“I must abide by my core values, my ethical responsibilities and constitutional obligations,” Philpott declared in a written statement. “There can be a cost to acting on one’s principles, but there is a bigger cost to abandoning them.” Yikes! What does she know that we don’t know? And when do we find out?
The parallels and differences were stark on the same day last week between American and Canadian politics. While Wilson-Raybould was having her say, Trump’s former personal lawyer, Michael Cohen, was unloading a decade’s worth of pent-up hostility at his former boss in front of members of the U.S. Congress. While Wilson-Raybould was handled with figurative kid gloves by fellow Liberals on the committee (whose job, in some ways, was to defend the prime minister and his government on the issue), the reaction from Republicans toward their former ally was anything but cordial. Trump-allied congresspeople went at Cohen hammer and tong, accusing him of being a serial liar, the irony of the scene seemingly lost in their moral indignation.
While both Trudeau and Trump had a very bad week, impeaching Trump seems like a nearly impossible dream given the loyalty of most Republicans to defend his every action. But Trudeau, whose party is now facing almost certainly more challenging conditions in October’s election, may have an internal revolt on his hands if he does not somehow square the circle of the SNC-Lavalin catastrophe and its associated circus side-shows and, not secondarily, reassure his caucus that they’re not all going to get the boot because their leader interfered with a fundamental tenet governing the proper proceedings of justice and rule of law. This is probably far from over.

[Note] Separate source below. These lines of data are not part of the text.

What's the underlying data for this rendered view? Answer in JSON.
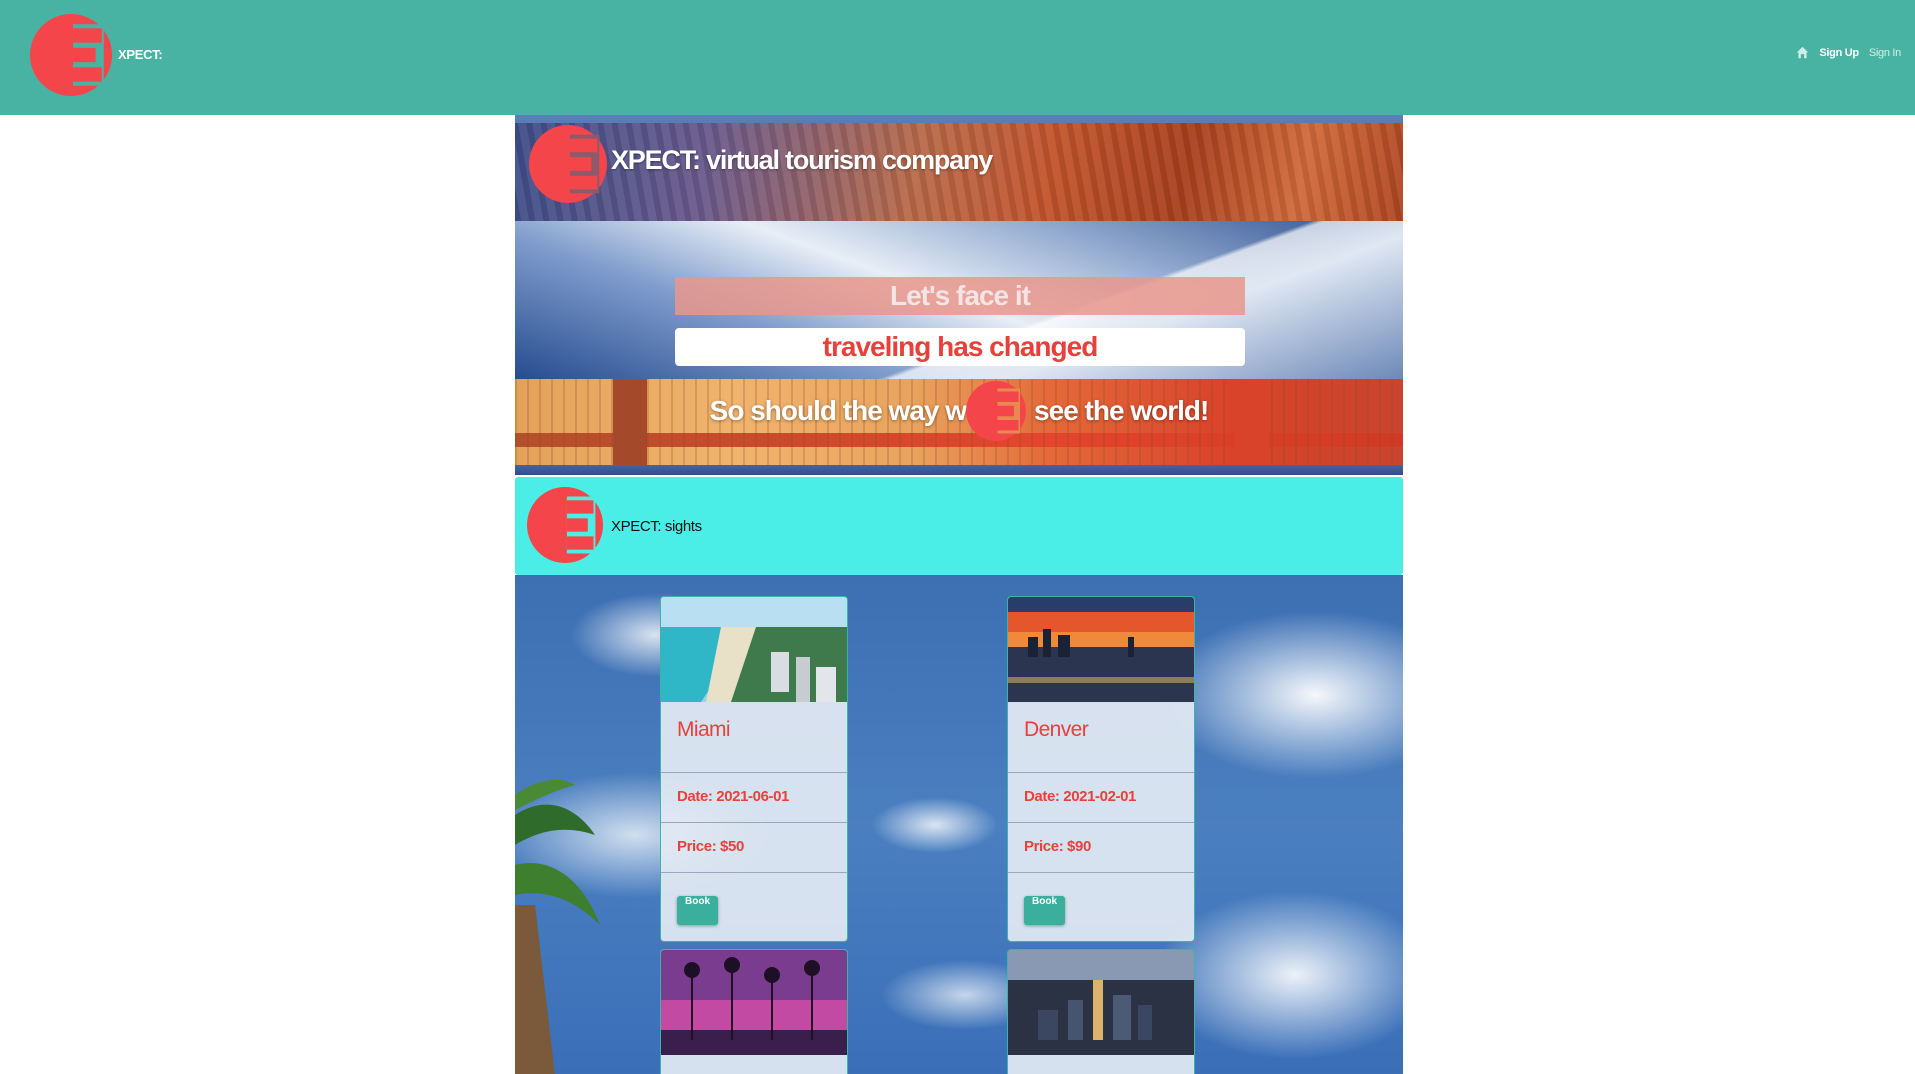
{
  "navbar": {
    "brand": "XPECT:",
    "signup_label": "Sign Up",
    "signin_label": "Sign In"
  },
  "hero": {
    "title": "XPECT: virtual tourism company",
    "tagline_1": "Let's face it",
    "tagline_2": "traveling has changed",
    "slogan_before": "So should the way w",
    "slogan_after": "see the world!"
  },
  "sights": {
    "title": "XPECT: sights"
  },
  "cards": [
    {
      "city": "Miami",
      "date": "Date: 2021-06-01",
      "price": "Price: $50",
      "button": "Book"
    },
    {
      "city": "Denver",
      "date": "Date: 2021-02-01",
      "price": "Price: $90",
      "button": "Book"
    }
  ],
  "colors": {
    "navbar": "#48b3a3",
    "logo_red": "#f4454a",
    "accent_red": "#e8403a",
    "sights_bar": "#4aeee6",
    "button": "#3aaf9d"
  }
}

In Britain, Prime Minister Theresa May flounders about trying to find some resolution to the impending exit from the European Union, which is scheduled to happen in three weeks. The terms of that breakup – and whether it will take place as planned, be delayed or somehow permanently put on hold – remain entirely uncertain. The governing Conservatives and the opposition Labour party have all acted like amateurs through this process, stumbling from one failure to another. Last week, Labour announced they would support a second referendum on the issue, which could provide an escape hatch. If only the deadline for Brexit were not now being counted in hours.

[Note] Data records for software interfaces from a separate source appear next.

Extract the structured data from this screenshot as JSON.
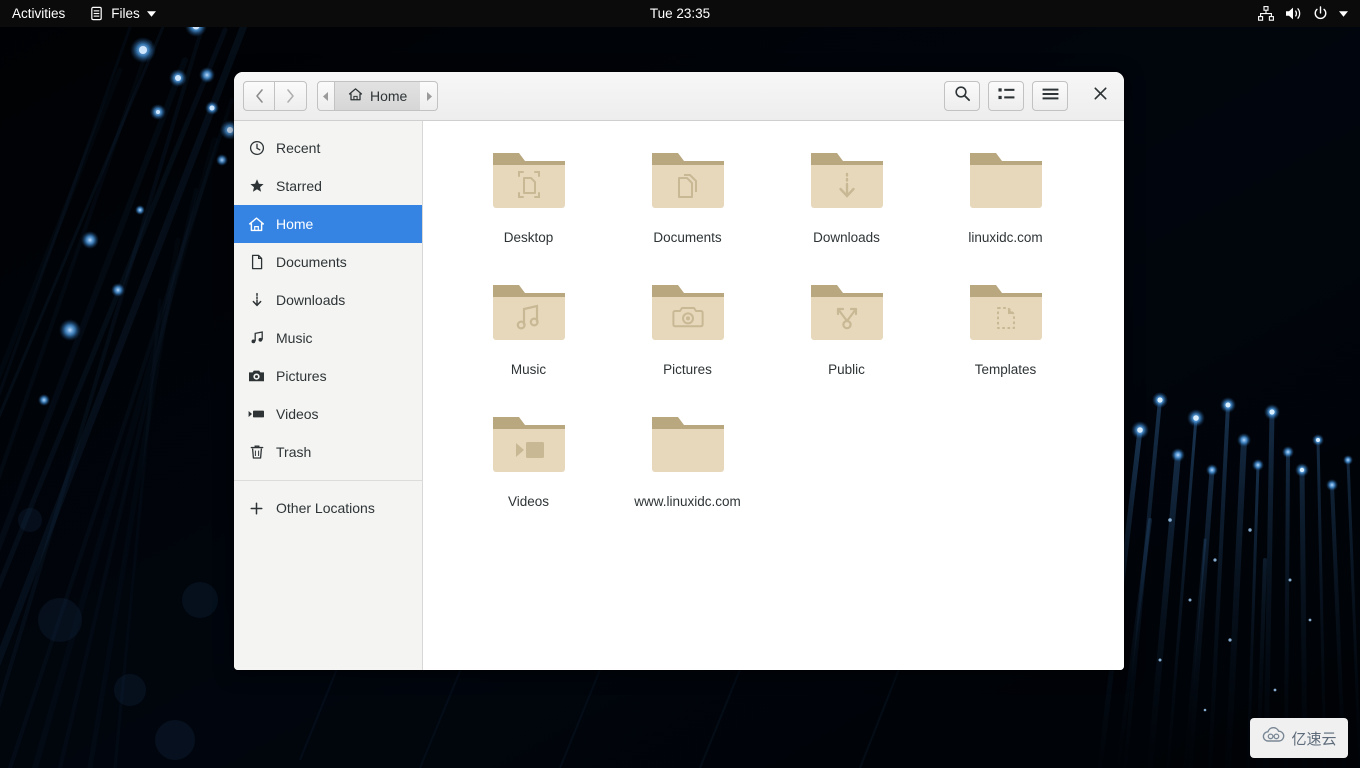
{
  "topbar": {
    "activities": "Activities",
    "app_name": "Files",
    "app_icon": "files-icon",
    "app_menu_arrow": "chevron-down-icon",
    "clock": "Tue 23:35",
    "system_icons": [
      "network-icon",
      "volume-icon",
      "power-icon",
      "chevron-down-icon"
    ],
    "background": "#0b0b0b"
  },
  "window": {
    "headerbar": {
      "back_label": "‹",
      "forward_label": "›",
      "pathbar": {
        "prev_arrow": "◂",
        "next_arrow": "▸",
        "crumb_icon": "home-icon",
        "crumb_label": "Home"
      },
      "search_icon": "search-icon",
      "view_toggle_icon": "list-view-icon",
      "menu_icon": "hamburger-menu-icon",
      "close_icon": "close-icon"
    },
    "sidebar": {
      "items": [
        {
          "label": "Recent",
          "icon": "clock-icon",
          "selected": false
        },
        {
          "label": "Starred",
          "icon": "star-icon",
          "selected": false
        },
        {
          "label": "Home",
          "icon": "home-icon",
          "selected": true
        },
        {
          "label": "Documents",
          "icon": "document-icon",
          "selected": false
        },
        {
          "label": "Downloads",
          "icon": "download-icon",
          "selected": false
        },
        {
          "label": "Music",
          "icon": "music-icon",
          "selected": false
        },
        {
          "label": "Pictures",
          "icon": "camera-icon",
          "selected": false
        },
        {
          "label": "Videos",
          "icon": "video-icon",
          "selected": false
        },
        {
          "label": "Trash",
          "icon": "trash-icon",
          "selected": false
        }
      ],
      "other_locations": {
        "label": "Other Locations",
        "icon": "plus-icon"
      },
      "selection_color": "#3584e4"
    },
    "files": [
      {
        "name": "Desktop",
        "icon": "folder-desktop"
      },
      {
        "name": "Documents",
        "icon": "folder-documents"
      },
      {
        "name": "Downloads",
        "icon": "folder-downloads"
      },
      {
        "name": "linuxidc.com",
        "icon": "folder-plain"
      },
      {
        "name": "Music",
        "icon": "folder-music"
      },
      {
        "name": "Pictures",
        "icon": "folder-pictures"
      },
      {
        "name": "Public",
        "icon": "folder-public"
      },
      {
        "name": "Templates",
        "icon": "folder-templates"
      },
      {
        "name": "Videos",
        "icon": "folder-videos"
      },
      {
        "name": "www.linuxidc.com",
        "icon": "folder-plain"
      }
    ],
    "folder_colors": {
      "front": "#e7d8bc",
      "back": "#b9a87f",
      "emblem": "#c9b894"
    }
  },
  "watermark": {
    "text": "亿速云",
    "icon": "cloud-logo-icon"
  }
}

In Israel, King Bibi faces the most serious threat to his leadership in years. Netanyahu was notified last week that he will almost certainly face indictment for bribery, fraud and breach of trust based on allegations that he has provided benefits to allies and friends in return for gifts like pink champagne and cigars, as well as allegedly bartering favours for positive media coverage. With an election now a month away, and facing a new opposition coalition headed by Benny Gantz, the former chief of general staff of the Israel Defence Forces, Netanyahu is not only fighting against the imminent criminal charges. He now faces, in Gantz, someone who neutralizes Bibi’s perpetual advantage over his political rivals – his reputation as a leader who is tough on security. While Netanyahu has tried to paint the apparently centrist Gantz as a “leftist,” most Israeli voters seem mainly concerned with the cost of living, inflation and other pocketbook issues. While the jockeying for coalitions after the vote is often as significant as the election results themselves, sober commentators are speculating that the Netanyahu era may not last much longer.
While political turmoil can have many sources, much of it in democracies comes straight from the highest levels of leadership – from the malfeasance or misfeasance of top elected officials themselves. Whatever the future has in store for Trudeau, Trump, May and Netanyahu, in each case, much of the damage they individually face is self-inflicted.